[DATA SHOWN]
^^^^^^^^
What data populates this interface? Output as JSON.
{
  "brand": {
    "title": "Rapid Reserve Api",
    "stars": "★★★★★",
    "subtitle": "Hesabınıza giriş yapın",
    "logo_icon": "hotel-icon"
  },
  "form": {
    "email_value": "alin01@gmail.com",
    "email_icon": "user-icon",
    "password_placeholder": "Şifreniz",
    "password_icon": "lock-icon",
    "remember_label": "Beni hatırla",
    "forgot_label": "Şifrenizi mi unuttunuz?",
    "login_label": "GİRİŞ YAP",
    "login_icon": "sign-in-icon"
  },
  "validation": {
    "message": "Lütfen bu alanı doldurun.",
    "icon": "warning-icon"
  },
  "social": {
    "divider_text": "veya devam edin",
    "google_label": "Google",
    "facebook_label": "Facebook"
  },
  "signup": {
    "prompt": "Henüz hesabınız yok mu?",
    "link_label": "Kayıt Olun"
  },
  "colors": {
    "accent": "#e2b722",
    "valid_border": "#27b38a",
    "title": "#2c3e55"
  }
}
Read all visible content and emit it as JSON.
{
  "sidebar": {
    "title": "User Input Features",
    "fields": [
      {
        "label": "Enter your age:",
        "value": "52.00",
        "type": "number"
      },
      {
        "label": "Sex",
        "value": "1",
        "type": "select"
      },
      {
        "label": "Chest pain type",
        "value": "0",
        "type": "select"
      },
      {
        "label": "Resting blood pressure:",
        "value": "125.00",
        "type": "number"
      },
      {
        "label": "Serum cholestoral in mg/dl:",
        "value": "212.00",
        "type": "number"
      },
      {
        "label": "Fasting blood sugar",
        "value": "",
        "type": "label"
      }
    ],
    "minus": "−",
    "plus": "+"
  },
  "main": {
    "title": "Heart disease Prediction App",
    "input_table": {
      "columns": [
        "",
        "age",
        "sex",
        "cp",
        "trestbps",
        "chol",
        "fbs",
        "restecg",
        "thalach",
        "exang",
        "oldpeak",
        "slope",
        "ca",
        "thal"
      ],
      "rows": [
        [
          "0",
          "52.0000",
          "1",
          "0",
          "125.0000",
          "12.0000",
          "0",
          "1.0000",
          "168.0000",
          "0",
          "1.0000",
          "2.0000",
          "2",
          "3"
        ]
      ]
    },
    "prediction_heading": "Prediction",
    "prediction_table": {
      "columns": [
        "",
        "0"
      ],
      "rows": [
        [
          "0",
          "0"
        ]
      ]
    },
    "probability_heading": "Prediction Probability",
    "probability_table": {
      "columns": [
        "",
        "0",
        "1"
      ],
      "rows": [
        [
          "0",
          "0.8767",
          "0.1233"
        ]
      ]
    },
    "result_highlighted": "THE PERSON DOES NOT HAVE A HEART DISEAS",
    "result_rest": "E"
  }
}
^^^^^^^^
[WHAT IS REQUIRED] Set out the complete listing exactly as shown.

[EXERCISE RESPONSE]
What data populates this interface? Output as JSON.
{
  "brand": {
    "title": "Rapid Reserve Api",
    "stars": "★★★★★",
    "subtitle": "Hesabınıza giriş yapın",
    "logo_icon": "hotel-icon"
  },
  "form": {
    "email_value": "alin01@gmail.com",
    "email_icon": "user-icon",
    "password_placeholder": "Şifreniz",
    "password_icon": "lock-icon",
    "remember_label": "Beni hatırla",
    "forgot_label": "Şifrenizi mi unuttunuz?",
    "login_label": "GİRİŞ YAP",
    "login_icon": "sign-in-icon"
  },
  "validation": {
    "message": "Lütfen bu alanı doldurun.",
    "icon": "warning-icon"
  },
  "social": {
    "divider_text": "veya devam edin",
    "google_label": "Google",
    "facebook_label": "Facebook"
  },
  "signup": {
    "prompt": "Henüz hesabınız yok mu?",
    "link_label": "Kayıt Olun"
  },
  "colors": {
    "accent": "#e2b722",
    "valid_border": "#27b38a",
    "title": "#2c3e55"
  }
}
Read all visible content and emit it as JSON.
{
  "sidebar": {
    "title": "User Input Features",
    "fields": [
      {
        "label": "Enter your age:",
        "value": "52.00",
        "type": "number"
      },
      {
        "label": "Sex",
        "value": "1",
        "type": "select"
      },
      {
        "label": "Chest pain type",
        "value": "0",
        "type": "select"
      },
      {
        "label": "Resting blood pressure:",
        "value": "125.00",
        "type": "number"
      },
      {
        "label": "Serum cholestoral in mg/dl:",
        "value": "212.00",
        "type": "number"
      },
      {
        "label": "Fasting blood sugar",
        "value": "",
        "type": "label"
      }
    ],
    "minus": "−",
    "plus": "+"
  },
  "main": {
    "title": "Heart disease Prediction App",
    "input_table": {
      "columns": [
        "",
        "age",
        "sex",
        "cp",
        "trestbps",
        "chol",
        "fbs",
        "restecg",
        "thalach",
        "exang",
        "oldpeak",
        "slope",
        "ca",
        "thal"
      ],
      "rows": [
        [
          "0",
          "52.0000",
          "1",
          "0",
          "125.0000",
          "12.0000",
          "0",
          "1.0000",
          "168.0000",
          "0",
          "1.0000",
          "2.0000",
          "2",
          "3"
        ]
      ]
    },
    "prediction_heading": "Prediction",
    "prediction_table": {
      "columns": [
        "",
        "0"
      ],
      "rows": [
        [
          "0",
          "0"
        ]
      ]
    },
    "probability_heading": "Prediction Probability",
    "probability_table": {
      "columns": [
        "",
        "0",
        "1"
      ],
      "rows": [
        [
          "0",
          "0.8767",
          "0.1233"
        ]
      ]
    },
    "result_highlighted": "THE PERSON DOES NOT HAVE A HEART DISEAS",
    "result_rest": "E"
  }
}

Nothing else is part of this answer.